→ Instructions for the task: Pick out each line of the records in which the word "arrow" appears.

[[ Material for this task, beginning ]]

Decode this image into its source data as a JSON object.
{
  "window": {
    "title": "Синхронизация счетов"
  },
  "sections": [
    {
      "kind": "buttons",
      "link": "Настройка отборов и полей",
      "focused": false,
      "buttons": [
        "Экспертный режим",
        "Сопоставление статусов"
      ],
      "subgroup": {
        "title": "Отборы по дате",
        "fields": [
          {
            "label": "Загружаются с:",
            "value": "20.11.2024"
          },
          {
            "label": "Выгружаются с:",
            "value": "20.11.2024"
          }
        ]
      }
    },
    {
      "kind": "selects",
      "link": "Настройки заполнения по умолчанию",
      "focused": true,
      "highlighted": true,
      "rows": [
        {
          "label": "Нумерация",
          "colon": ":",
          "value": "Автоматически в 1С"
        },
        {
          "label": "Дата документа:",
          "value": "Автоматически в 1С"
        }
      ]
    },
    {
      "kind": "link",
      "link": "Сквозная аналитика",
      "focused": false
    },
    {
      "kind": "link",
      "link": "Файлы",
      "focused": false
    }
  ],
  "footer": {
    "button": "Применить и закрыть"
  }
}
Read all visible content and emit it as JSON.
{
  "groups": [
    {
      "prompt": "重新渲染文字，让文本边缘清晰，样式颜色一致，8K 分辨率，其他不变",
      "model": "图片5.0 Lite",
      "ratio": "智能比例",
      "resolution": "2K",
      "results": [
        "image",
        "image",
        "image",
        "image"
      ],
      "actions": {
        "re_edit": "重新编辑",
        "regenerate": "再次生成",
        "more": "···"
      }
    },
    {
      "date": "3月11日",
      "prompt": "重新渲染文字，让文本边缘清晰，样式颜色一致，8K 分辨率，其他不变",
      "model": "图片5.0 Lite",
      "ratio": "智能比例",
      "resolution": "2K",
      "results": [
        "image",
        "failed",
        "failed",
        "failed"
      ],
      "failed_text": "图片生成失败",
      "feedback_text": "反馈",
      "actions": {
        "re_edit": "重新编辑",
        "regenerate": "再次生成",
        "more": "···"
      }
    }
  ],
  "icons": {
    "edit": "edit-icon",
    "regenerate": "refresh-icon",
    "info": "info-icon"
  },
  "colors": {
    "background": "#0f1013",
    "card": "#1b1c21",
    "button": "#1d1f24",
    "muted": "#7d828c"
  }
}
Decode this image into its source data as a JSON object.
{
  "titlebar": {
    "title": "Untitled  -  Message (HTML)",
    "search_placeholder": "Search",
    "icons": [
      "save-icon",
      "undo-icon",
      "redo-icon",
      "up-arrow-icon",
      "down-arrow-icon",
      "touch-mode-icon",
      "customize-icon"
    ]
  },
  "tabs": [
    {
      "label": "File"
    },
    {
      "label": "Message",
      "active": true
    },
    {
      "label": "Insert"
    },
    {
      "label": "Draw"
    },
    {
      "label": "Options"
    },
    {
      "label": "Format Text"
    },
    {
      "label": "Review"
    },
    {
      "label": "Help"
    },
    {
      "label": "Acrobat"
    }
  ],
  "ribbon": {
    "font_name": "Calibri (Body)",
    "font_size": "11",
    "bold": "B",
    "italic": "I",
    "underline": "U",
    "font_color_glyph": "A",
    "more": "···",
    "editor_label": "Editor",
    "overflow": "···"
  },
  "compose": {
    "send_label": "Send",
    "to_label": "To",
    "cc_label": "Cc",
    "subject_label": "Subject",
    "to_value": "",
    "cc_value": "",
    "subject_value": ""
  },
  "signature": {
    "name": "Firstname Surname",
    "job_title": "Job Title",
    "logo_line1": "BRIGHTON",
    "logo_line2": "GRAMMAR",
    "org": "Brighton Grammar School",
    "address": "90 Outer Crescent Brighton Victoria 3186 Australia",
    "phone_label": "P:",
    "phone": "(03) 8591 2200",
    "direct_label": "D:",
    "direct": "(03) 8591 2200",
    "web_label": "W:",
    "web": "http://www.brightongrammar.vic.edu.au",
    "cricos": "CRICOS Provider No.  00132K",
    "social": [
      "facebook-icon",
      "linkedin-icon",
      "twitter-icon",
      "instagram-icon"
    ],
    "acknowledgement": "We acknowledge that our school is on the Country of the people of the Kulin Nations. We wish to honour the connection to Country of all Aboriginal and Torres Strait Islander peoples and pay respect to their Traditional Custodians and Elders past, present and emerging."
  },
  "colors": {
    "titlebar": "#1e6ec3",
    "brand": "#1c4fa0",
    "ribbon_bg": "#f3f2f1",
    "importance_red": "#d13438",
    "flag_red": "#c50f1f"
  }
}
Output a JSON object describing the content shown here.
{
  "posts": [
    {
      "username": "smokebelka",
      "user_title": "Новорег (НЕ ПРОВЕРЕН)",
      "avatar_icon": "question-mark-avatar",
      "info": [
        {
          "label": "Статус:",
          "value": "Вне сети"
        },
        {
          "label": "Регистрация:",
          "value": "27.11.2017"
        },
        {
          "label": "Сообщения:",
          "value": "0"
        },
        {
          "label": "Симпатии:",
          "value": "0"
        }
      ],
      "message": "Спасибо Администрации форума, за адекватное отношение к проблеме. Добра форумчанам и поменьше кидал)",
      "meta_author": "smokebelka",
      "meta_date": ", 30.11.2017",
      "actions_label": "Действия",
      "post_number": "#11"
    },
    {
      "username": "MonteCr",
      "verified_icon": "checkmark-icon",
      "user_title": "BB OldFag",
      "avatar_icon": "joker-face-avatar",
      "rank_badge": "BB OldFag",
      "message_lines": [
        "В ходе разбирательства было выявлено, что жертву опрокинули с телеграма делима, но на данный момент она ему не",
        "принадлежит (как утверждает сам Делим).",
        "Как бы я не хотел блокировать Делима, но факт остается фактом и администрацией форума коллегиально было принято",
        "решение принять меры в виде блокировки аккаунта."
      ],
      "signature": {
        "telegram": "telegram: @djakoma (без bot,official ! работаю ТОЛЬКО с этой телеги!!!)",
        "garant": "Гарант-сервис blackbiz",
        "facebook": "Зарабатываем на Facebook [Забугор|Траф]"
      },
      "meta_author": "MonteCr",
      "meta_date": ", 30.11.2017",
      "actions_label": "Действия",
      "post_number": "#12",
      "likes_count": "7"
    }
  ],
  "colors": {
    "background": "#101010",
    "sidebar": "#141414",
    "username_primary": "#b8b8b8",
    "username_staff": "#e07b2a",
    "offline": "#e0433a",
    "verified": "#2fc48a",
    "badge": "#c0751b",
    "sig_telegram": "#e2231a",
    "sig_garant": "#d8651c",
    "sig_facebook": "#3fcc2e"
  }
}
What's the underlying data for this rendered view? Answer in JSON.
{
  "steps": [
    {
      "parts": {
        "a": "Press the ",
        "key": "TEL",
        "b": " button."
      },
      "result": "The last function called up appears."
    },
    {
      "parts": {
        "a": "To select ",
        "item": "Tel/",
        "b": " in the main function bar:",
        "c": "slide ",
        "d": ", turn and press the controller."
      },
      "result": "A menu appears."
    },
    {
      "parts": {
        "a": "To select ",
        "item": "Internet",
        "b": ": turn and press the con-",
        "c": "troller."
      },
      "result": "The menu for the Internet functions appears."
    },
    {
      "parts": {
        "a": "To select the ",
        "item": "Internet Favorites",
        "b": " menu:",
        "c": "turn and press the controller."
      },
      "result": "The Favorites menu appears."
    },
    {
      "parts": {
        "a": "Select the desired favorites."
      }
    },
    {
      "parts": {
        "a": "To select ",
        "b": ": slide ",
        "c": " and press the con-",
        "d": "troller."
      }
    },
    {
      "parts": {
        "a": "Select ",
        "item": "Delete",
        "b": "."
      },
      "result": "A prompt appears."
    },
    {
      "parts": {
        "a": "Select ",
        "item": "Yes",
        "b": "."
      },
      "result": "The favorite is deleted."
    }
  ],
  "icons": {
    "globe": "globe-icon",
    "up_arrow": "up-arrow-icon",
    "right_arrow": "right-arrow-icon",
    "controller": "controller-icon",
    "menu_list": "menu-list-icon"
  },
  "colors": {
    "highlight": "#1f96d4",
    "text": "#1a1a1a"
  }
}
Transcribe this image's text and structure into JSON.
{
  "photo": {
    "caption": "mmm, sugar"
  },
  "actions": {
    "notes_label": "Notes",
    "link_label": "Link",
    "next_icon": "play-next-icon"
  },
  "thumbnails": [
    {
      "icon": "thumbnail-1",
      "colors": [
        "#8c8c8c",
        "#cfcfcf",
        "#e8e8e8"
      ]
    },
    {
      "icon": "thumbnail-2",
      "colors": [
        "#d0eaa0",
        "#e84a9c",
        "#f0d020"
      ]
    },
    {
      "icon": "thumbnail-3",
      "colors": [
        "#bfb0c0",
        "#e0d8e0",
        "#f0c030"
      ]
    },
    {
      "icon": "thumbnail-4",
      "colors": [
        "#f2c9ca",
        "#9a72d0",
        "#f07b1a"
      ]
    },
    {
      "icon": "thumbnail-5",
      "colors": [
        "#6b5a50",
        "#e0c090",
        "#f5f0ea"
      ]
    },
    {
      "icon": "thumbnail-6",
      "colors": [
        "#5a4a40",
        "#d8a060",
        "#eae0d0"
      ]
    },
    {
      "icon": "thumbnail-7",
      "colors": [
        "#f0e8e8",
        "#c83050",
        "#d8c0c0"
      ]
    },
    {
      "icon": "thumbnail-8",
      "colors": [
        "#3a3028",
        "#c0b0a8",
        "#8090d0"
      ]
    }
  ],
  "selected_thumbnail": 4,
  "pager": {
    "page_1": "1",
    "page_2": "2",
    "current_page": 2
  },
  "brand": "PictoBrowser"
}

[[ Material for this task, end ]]

→ Output below:
      "up-arrow-icon",
      "down-arrow-icon",
    "up_arrow": "up-arrow-icon",
    "right_arrow": "right-arrow-icon",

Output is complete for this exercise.